The quick explanation
The sus is short for suspended. That means the fourth replaces the third and is later resolved down to the third. The two characteristics of a suspended chord are:
- a Csus4 chord has no third
- the 4 of the Csus4 chord resolves to the third
A C4 chord on the other hand would add the fourth, while also keeping the third.
Notes for Csus4: C-F-G
Notes for C4: C-E-F-G
Suspended notes where originally a chord tone that was held over from a previous chord. Its resolution was delayed (suspended), which creates a temporary dissonance. This dissonance was then resolved (from the 4 down to the third).
Today, the suspended note doesn’t have to come from the previous chord. It doesn’t even have to be resolved. But the suspended chord still has no third in it, distinguishing it from all other chord options (6,7,9,11,13). You somtimes also see a sus9 which indicates that you should remove the third and add the ningth.
In modal jazz you often have quartal harmonies. In this style of music, the fourth becomes the defining element of chords. Chords are built from fourth instead of thirds. Thus you can break the rule of omitting the third in a sus4 chord in this style.
If you want to add the foruth to the chord and still keep the third (a rather dissonant addition in a major chord), you would write that as C11, because optional chord tones are counted from the octave up. (If you’re interested in why options are counted that way, let me know in a comment and I will write an article about it.) So there is no C4 chord. If a musician sees a C4, she might autocorrect it to Csus4.
I hope this little explanation demystified the sus4 and why it looks so different from other chord options.
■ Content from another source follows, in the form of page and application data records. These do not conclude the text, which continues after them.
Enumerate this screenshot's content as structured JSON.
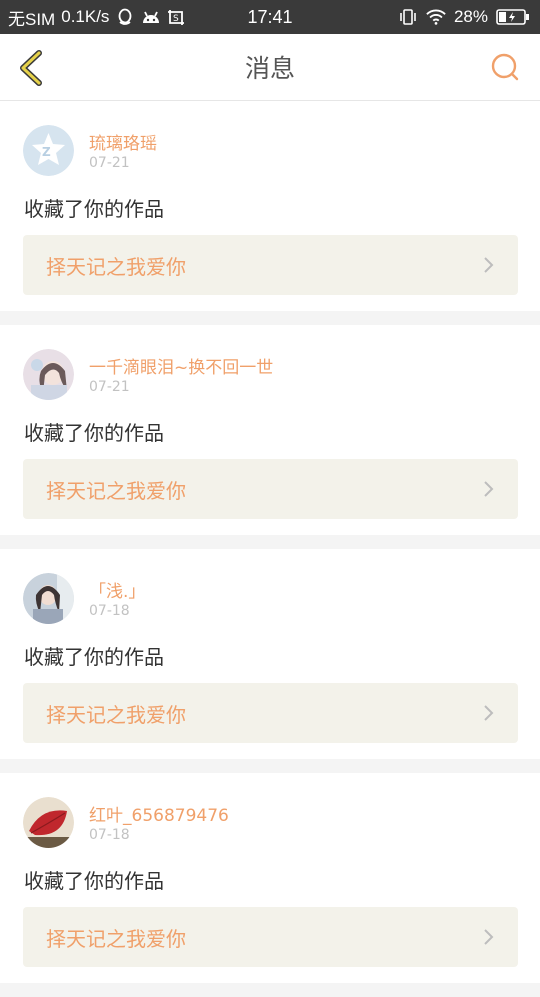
{
  "status_bar": {
    "carrier": "无SIM",
    "speed": "0.1K/s",
    "time": "17:41",
    "battery": "28%",
    "icons_left": [
      "qq-icon",
      "android-icon",
      "screenshot-icon"
    ],
    "icons_right": [
      "vibrate-icon",
      "wifi-icon",
      "battery-charging-icon"
    ]
  },
  "header": {
    "title": "消息",
    "back_icon": "chevron-left-icon",
    "search_icon": "search-icon"
  },
  "colors": {
    "accent": "#f0a06a",
    "back_arrow": "#d8c23a",
    "card_link_bg": "#f3f2ea",
    "status_bar_bg": "#3a3a3a"
  },
  "messages": [
    {
      "username": "琉璃珞瑶",
      "date": "07-21",
      "action": "收藏了你的作品",
      "work_title": "择天记之我爱你",
      "avatar": "qzone-default-avatar"
    },
    {
      "username": "一千滴眼泪~换不回一世",
      "date": "07-21",
      "action": "收藏了你的作品",
      "work_title": "择天记之我爱你",
      "avatar": "girl-photo-avatar"
    },
    {
      "username": "「浅.」",
      "date": "07-18",
      "action": "收藏了你的作品",
      "work_title": "择天记之我爱你",
      "avatar": "girl-photo-avatar"
    },
    {
      "username": "红叶_656879476",
      "date": "07-18",
      "action": "收藏了你的作品",
      "work_title": "择天记之我爱你",
      "avatar": "red-leaf-avatar"
    }
  ]
}
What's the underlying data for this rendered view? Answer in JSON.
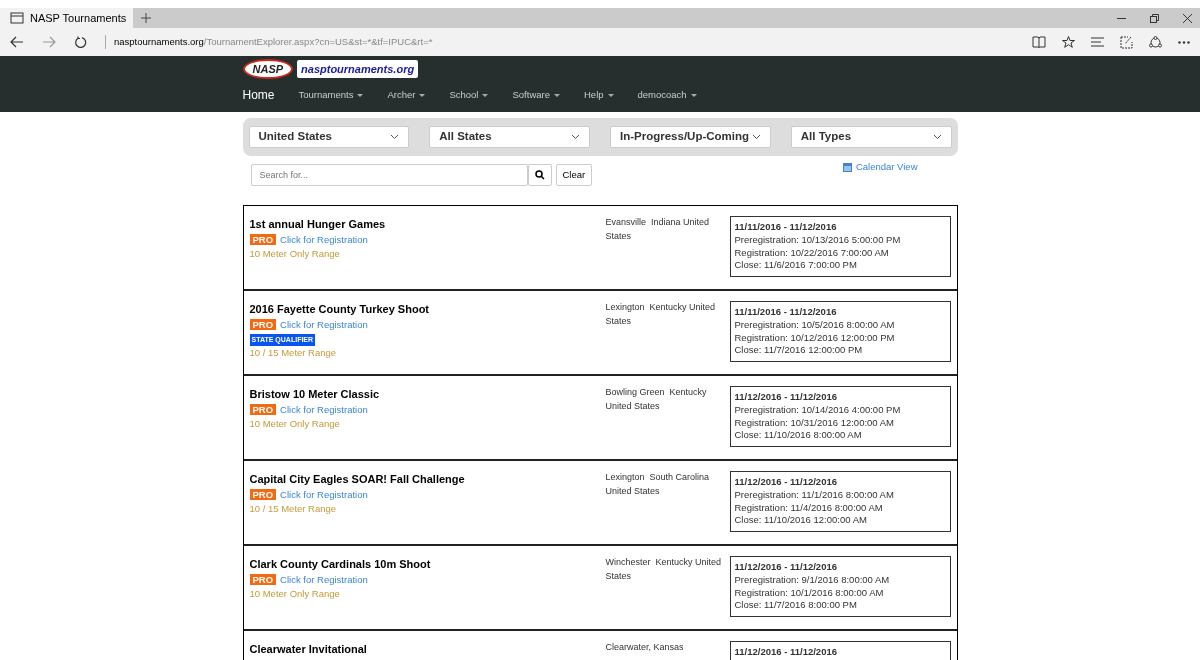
{
  "browser": {
    "tab_title": "NASP Tournaments",
    "url_host": "nasptournaments.org",
    "url_path": "/TournamentExplorer.aspx?cn=US&st=*&tf=IPUC&rt=*"
  },
  "site": {
    "logo_text": "NASP",
    "site_name": "nasptournaments.org",
    "nav": [
      {
        "label": "Home",
        "dropdown": false
      },
      {
        "label": "Tournaments",
        "dropdown": true
      },
      {
        "label": "Archer",
        "dropdown": true
      },
      {
        "label": "School",
        "dropdown": true
      },
      {
        "label": "Software",
        "dropdown": true
      },
      {
        "label": "Help",
        "dropdown": true
      },
      {
        "label": "democoach",
        "dropdown": true
      }
    ]
  },
  "filters": [
    "United States",
    "All States",
    "In-Progress/Up-Coming",
    "All Types"
  ],
  "search": {
    "placeholder": "Search for...",
    "clear": "Clear"
  },
  "calendar_link": "Calendar View",
  "tournaments": [
    {
      "name": "1st annual Hunger Games",
      "pro": "PRO",
      "link": "Click for Registration",
      "range": "10 Meter Only Range",
      "location": "Evansville  Indiana United States",
      "dates": "11/11/2016  - 11/12/2016",
      "prereg": "Preregistration: 10/13/2016 5:00:00 PM",
      "reg": "Registration: 10/22/2016 7:00:00 AM",
      "close": "Close: 11/6/2016 7:00:00 PM"
    },
    {
      "name": "2016 Fayette County Turkey Shoot",
      "pro": "PRO",
      "link": "Click for Registration",
      "qualifier": "STATE QUALIFIER",
      "range": "10 / 15 Meter Range",
      "location": "Lexington  Kentucky United States",
      "dates": "11/11/2016  - 11/12/2016",
      "prereg": "Preregistration: 10/5/2016 8:00:00 AM",
      "reg": "Registration: 10/12/2016 12:00:00 PM",
      "close": "Close: 11/7/2016 12:00:00 PM"
    },
    {
      "name": "Bristow 10 Meter Classic",
      "pro": "PRO",
      "link": "Click for Registration",
      "range": "10 Meter Only Range",
      "location": "Bowling Green  Kentucky United States",
      "dates": "11/12/2016  - 11/12/2016",
      "prereg": "Preregistration: 10/14/2016 4:00:00 PM",
      "reg": "Registration: 10/31/2016 12:00:00 AM",
      "close": "Close: 11/10/2016 8:00:00 AM"
    },
    {
      "name": "Capital City Eagles SOAR! Fall Challenge",
      "pro": "PRO",
      "link": "Click for Registration",
      "range": "10 / 15 Meter Range",
      "location": "Lexington  South Carolina United States",
      "dates": "11/12/2016  - 11/12/2016",
      "prereg": "Preregistration: 11/1/2016 8:00:00 AM",
      "reg": "Registration: 11/4/2016 8:00:00 AM",
      "close": "Close: 11/10/2016 12:00:00 AM"
    },
    {
      "name": "Clark County Cardinals 10m Shoot",
      "pro": "PRO",
      "link": "Click for Registration",
      "range": "10 Meter Only Range",
      "location": "Winchester  Kentucky United States",
      "dates": "11/12/2016  - 11/12/2016",
      "prereg": "Preregistration: 9/1/2016 8:00:00 AM",
      "reg": "Registration: 10/1/2016 8:00:00 AM",
      "close": "Close: 11/7/2016 8:00:00 PM"
    },
    {
      "name": "Clearwater Invitational",
      "location": "Clearwater, Kansas",
      "dates": "11/12/2016  - 11/12/2016"
    }
  ]
}
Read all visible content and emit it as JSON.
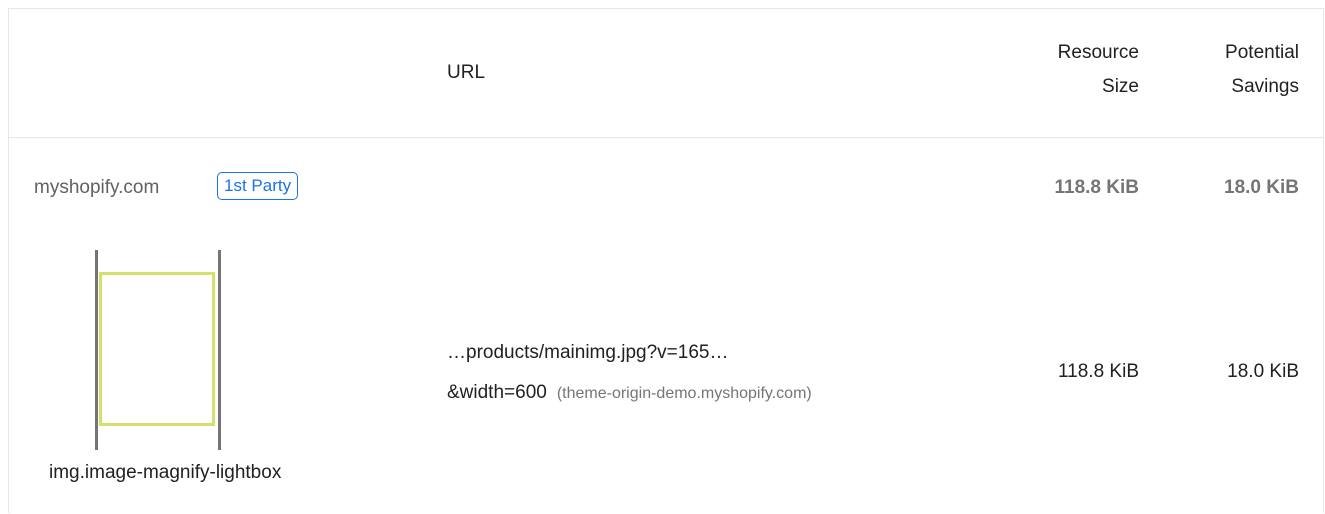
{
  "table": {
    "headers": {
      "url": "URL",
      "resource_size_line1": "Resource",
      "resource_size_line2": "Size",
      "potential_savings_line1": "Potential",
      "potential_savings_line2": "Savings"
    },
    "group": {
      "entity": "myshopify.com",
      "badge": "1st Party",
      "resource_size": "118.8 KiB",
      "potential_savings": "18.0 KiB"
    },
    "items": [
      {
        "node_label": "img.image-magnify-lightbox",
        "url_line1": "…products/mainimg.jpg?v=165…",
        "url_line2": "&width=600",
        "origin": "(theme-origin-demo.myshopify.com)",
        "resource_size": "118.8 KiB",
        "potential_savings": "18.0 KiB"
      }
    ]
  },
  "colors": {
    "badge": "#1a73e8",
    "thumbnail_highlight": "#d4e06b",
    "border": "#e6e6e6",
    "muted_text": "#757575"
  }
}
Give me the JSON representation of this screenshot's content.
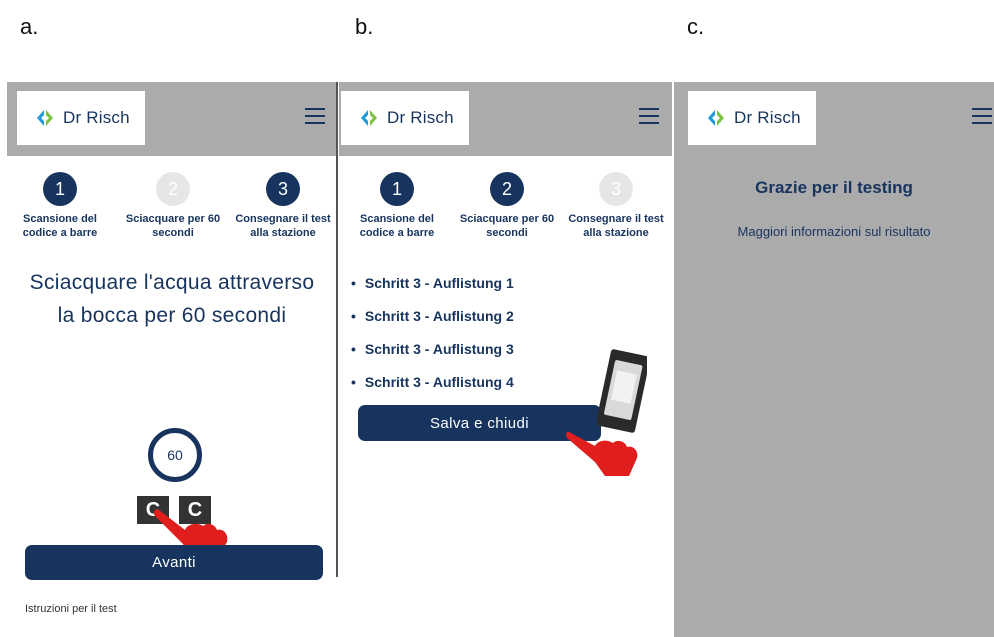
{
  "panels": [
    {
      "letter": "a.",
      "step": 2
    },
    {
      "letter": "b.",
      "step": 3
    },
    {
      "letter": "c.",
      "step": 4
    }
  ],
  "brand": {
    "name": "Dr Risch",
    "color": "#17345e",
    "logo_colors": [
      "#1f9ad6",
      "#7cc242"
    ]
  },
  "steps": [
    {
      "number": "1",
      "label_line1": "Scansione del",
      "label_line2": "codice a barre"
    },
    {
      "number": "2",
      "label_line1": "Sciacquare per 60",
      "label_line2": "secondi"
    },
    {
      "number": "3",
      "label_line1": "Consegnare il test",
      "label_line2": "alla stazione"
    }
  ],
  "screen_a": {
    "title_line1": "Sciacquare l'acqua attraverso",
    "title_line2": "la bocca per 60 secondi",
    "timer_value": "60",
    "ctrl_left": "C",
    "ctrl_right": "C",
    "next_button": "Avanti",
    "footer_link": "Istruzioni per il test",
    "step_states": [
      "active",
      "inactive",
      "active"
    ]
  },
  "screen_b": {
    "items": [
      "Schritt 3 - Auflistung 1",
      "Schritt 3 - Auflistung 2",
      "Schritt 3 - Auflistung 3",
      "Schritt 3 - Auflistung 4"
    ],
    "save_button": "Salva e chiudi",
    "step_states": [
      "active",
      "active",
      "inactive"
    ]
  },
  "screen_c": {
    "title": "Grazie per il testing",
    "subtitle": "Maggiori informazioni sul risultato"
  }
}
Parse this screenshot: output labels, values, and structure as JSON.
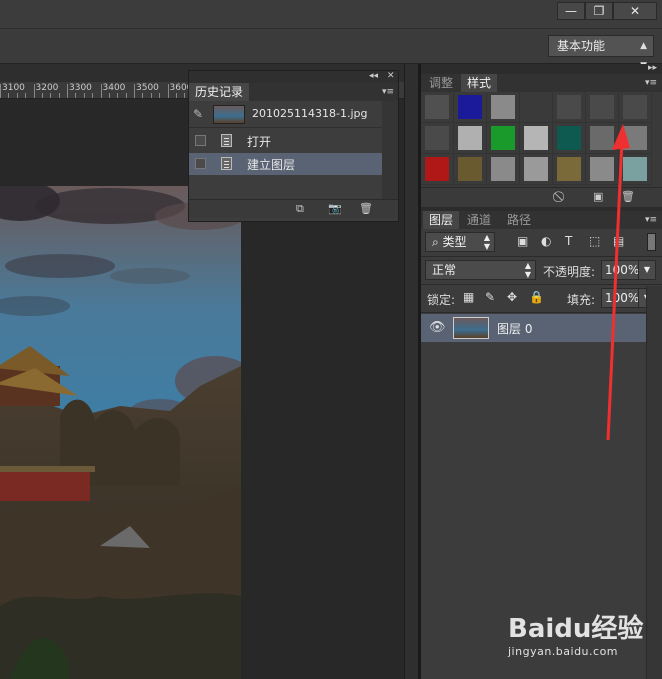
{
  "window": {
    "minimize_glyph": "—",
    "restore_glyph": "❐",
    "close_glyph": "✕"
  },
  "workspace": {
    "label": "基本功能"
  },
  "ruler": {
    "ticks": [
      "3100",
      "3200",
      "3300",
      "3400",
      "3500",
      "3600"
    ]
  },
  "history_panel": {
    "tab": "历史记录",
    "snapshot_name": "201025114318-1.jpg",
    "items": [
      {
        "label": "打开",
        "selected": false
      },
      {
        "label": "建立图层",
        "selected": true
      }
    ]
  },
  "styles_panel": {
    "tabs": [
      "调整",
      "样式"
    ],
    "active_tab": "样式",
    "swatches": [
      "#505050",
      "#1a1a9a",
      "#8a8a8a",
      "#3a3a3a",
      "#4a4a4a",
      "#4a4a4a",
      "#4a4a4a",
      "#4a4a4a",
      "#b0b0b0",
      "#1a9a2a",
      "#b5b5b5",
      "#0f5a50",
      "#6a6a6a",
      "#7a7a7a",
      "#b01818",
      "#6a5a30",
      "#8a8a8a",
      "#9a9a9a",
      "#7a6a3a",
      "#8a8a8a",
      "#7aa0a0"
    ]
  },
  "layers_panel": {
    "tabs": [
      "图层",
      "通道",
      "路径"
    ],
    "active_tab": "图层",
    "filter_label": "类型",
    "blend_mode": "正常",
    "opacity_label": "不透明度:",
    "opacity_value": "100%",
    "lock_label": "锁定:",
    "fill_label": "填充:",
    "fill_value": "100%",
    "layers": [
      {
        "name": "图层 0",
        "visible": true
      }
    ]
  },
  "watermark": {
    "logo": "Baidu经验",
    "url": "jingyan.baidu.com"
  },
  "colors": {
    "accent_arrow": "#f03030",
    "selected_row": "#596373"
  }
}
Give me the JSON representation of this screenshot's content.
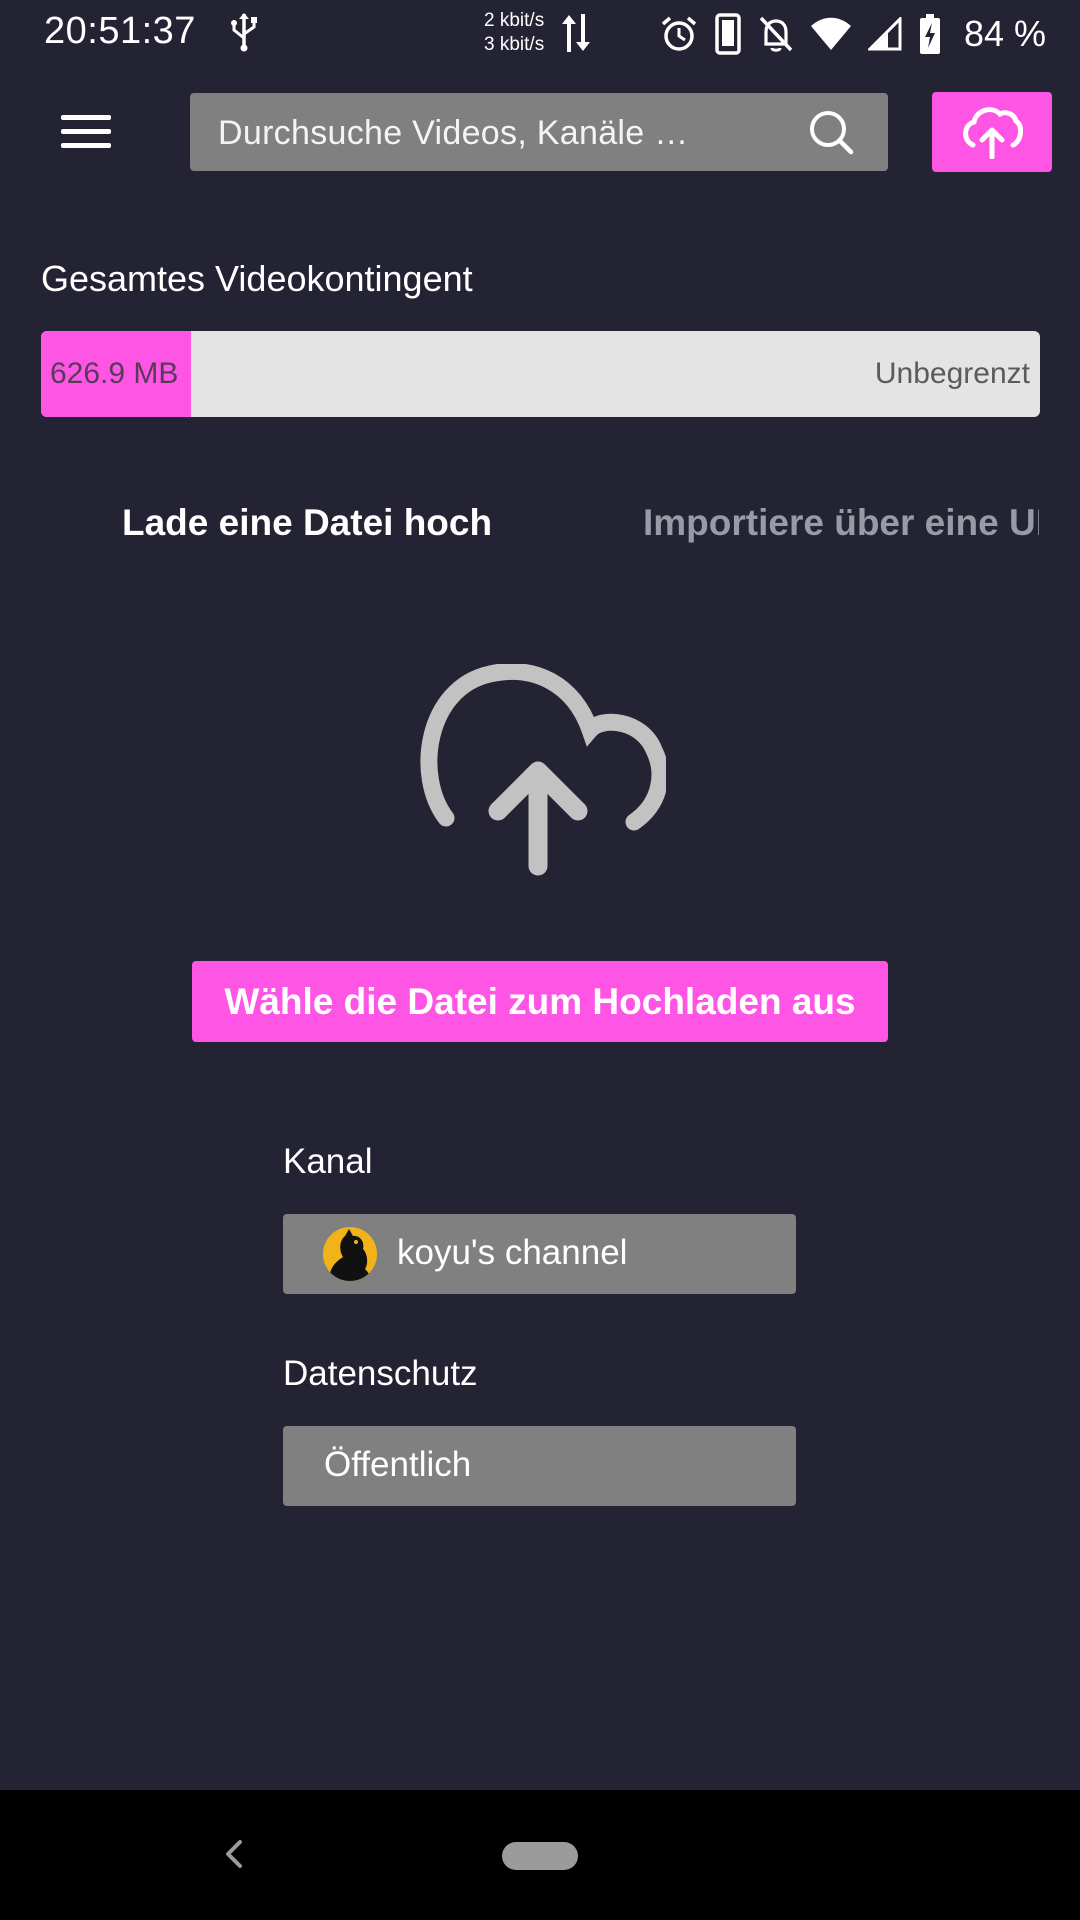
{
  "status_bar": {
    "time": "20:51:37",
    "net_up": "2 kbit/s",
    "net_down": "3 kbit/s",
    "battery": "84 %"
  },
  "header": {
    "search_placeholder": "Durchsuche Videos, Kanäle …",
    "icons": {
      "menu": "hamburger-menu-icon",
      "search": "search-icon",
      "upload": "cloud-upload-icon"
    },
    "accent_color": "#ff55e5"
  },
  "quota": {
    "label": "Gesamtes Videokontingent",
    "used": "626.9 MB",
    "total": "Unbegrenzt",
    "used_fraction": 0.15
  },
  "tabs": [
    {
      "label": "Lade eine Datei hoch",
      "active": true
    },
    {
      "label": "Importiere über eine URL",
      "active": false
    }
  ],
  "upload": {
    "select_button": "Wähle die Datei zum Hochladen aus"
  },
  "channel": {
    "label": "Kanal",
    "value": "koyu's channel"
  },
  "privacy": {
    "label": "Datenschutz",
    "value": "Öffentlich"
  }
}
If you want to learn more about music theory, check out my videos on YouTube about real world music theory.